*** RECORDS FOR THIS TASK ***
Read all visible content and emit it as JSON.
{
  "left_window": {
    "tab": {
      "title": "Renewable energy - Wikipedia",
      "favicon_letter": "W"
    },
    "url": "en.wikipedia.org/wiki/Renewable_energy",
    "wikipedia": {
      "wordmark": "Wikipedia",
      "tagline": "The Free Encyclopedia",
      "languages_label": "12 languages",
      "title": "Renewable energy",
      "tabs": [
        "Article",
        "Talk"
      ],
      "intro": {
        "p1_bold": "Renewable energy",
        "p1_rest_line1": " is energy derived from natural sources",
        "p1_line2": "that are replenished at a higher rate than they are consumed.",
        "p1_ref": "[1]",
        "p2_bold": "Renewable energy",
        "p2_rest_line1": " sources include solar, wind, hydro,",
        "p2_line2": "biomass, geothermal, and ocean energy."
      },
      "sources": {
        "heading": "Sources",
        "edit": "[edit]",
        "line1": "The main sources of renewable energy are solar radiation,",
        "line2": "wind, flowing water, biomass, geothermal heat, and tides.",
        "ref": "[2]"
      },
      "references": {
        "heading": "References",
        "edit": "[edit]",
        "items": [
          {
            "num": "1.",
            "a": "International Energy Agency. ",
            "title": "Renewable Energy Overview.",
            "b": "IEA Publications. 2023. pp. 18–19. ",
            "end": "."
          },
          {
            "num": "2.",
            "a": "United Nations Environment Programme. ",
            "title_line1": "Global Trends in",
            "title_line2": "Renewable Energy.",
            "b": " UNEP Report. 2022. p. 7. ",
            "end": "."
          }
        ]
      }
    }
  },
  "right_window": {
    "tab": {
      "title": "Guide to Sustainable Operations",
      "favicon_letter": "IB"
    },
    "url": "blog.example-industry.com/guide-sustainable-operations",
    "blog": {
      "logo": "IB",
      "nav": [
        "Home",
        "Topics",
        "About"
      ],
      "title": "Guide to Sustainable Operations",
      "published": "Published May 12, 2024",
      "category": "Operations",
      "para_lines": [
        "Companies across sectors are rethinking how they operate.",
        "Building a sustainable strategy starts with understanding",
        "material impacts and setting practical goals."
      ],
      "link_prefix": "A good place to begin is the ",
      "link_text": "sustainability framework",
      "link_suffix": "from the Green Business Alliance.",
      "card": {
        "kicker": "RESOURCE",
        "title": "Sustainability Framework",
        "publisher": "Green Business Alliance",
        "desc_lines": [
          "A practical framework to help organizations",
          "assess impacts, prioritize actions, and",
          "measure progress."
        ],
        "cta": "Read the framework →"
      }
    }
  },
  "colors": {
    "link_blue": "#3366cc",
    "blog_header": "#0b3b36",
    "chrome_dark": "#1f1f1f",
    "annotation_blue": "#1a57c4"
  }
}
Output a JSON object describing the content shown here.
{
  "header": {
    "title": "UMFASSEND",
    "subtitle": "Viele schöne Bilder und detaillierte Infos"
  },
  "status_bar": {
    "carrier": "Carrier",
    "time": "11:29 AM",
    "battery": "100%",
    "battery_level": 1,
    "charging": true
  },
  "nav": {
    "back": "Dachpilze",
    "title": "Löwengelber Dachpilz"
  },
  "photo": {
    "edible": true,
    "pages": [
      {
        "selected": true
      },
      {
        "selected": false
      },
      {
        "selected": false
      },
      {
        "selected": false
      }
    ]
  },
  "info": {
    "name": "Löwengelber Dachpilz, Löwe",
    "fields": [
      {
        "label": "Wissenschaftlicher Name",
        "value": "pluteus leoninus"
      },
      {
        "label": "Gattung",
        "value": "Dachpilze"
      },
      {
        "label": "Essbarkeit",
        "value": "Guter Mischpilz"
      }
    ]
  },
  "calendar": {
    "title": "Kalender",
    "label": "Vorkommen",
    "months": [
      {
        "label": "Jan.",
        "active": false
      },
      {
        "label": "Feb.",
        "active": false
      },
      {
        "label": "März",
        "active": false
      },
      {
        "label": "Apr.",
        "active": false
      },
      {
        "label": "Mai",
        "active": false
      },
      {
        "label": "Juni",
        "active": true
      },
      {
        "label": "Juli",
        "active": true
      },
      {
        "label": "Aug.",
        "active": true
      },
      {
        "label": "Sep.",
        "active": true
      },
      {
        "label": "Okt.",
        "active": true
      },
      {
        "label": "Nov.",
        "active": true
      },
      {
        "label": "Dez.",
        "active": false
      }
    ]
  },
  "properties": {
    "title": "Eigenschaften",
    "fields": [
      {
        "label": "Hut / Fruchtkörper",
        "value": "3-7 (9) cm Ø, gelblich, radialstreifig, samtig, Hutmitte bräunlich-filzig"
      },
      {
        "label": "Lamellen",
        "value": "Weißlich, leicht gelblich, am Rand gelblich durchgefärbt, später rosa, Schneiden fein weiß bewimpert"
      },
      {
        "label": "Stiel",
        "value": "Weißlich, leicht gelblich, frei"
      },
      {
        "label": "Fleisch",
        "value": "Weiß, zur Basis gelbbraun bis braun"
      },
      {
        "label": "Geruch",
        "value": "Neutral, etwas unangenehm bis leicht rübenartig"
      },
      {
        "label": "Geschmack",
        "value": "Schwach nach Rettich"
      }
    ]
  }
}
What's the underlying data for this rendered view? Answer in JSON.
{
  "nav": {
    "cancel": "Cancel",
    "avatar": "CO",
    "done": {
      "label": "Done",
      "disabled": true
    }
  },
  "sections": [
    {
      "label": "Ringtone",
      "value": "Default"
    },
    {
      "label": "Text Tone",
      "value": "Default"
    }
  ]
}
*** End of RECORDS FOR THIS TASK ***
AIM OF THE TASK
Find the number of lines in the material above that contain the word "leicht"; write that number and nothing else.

FINAL ANSWER
3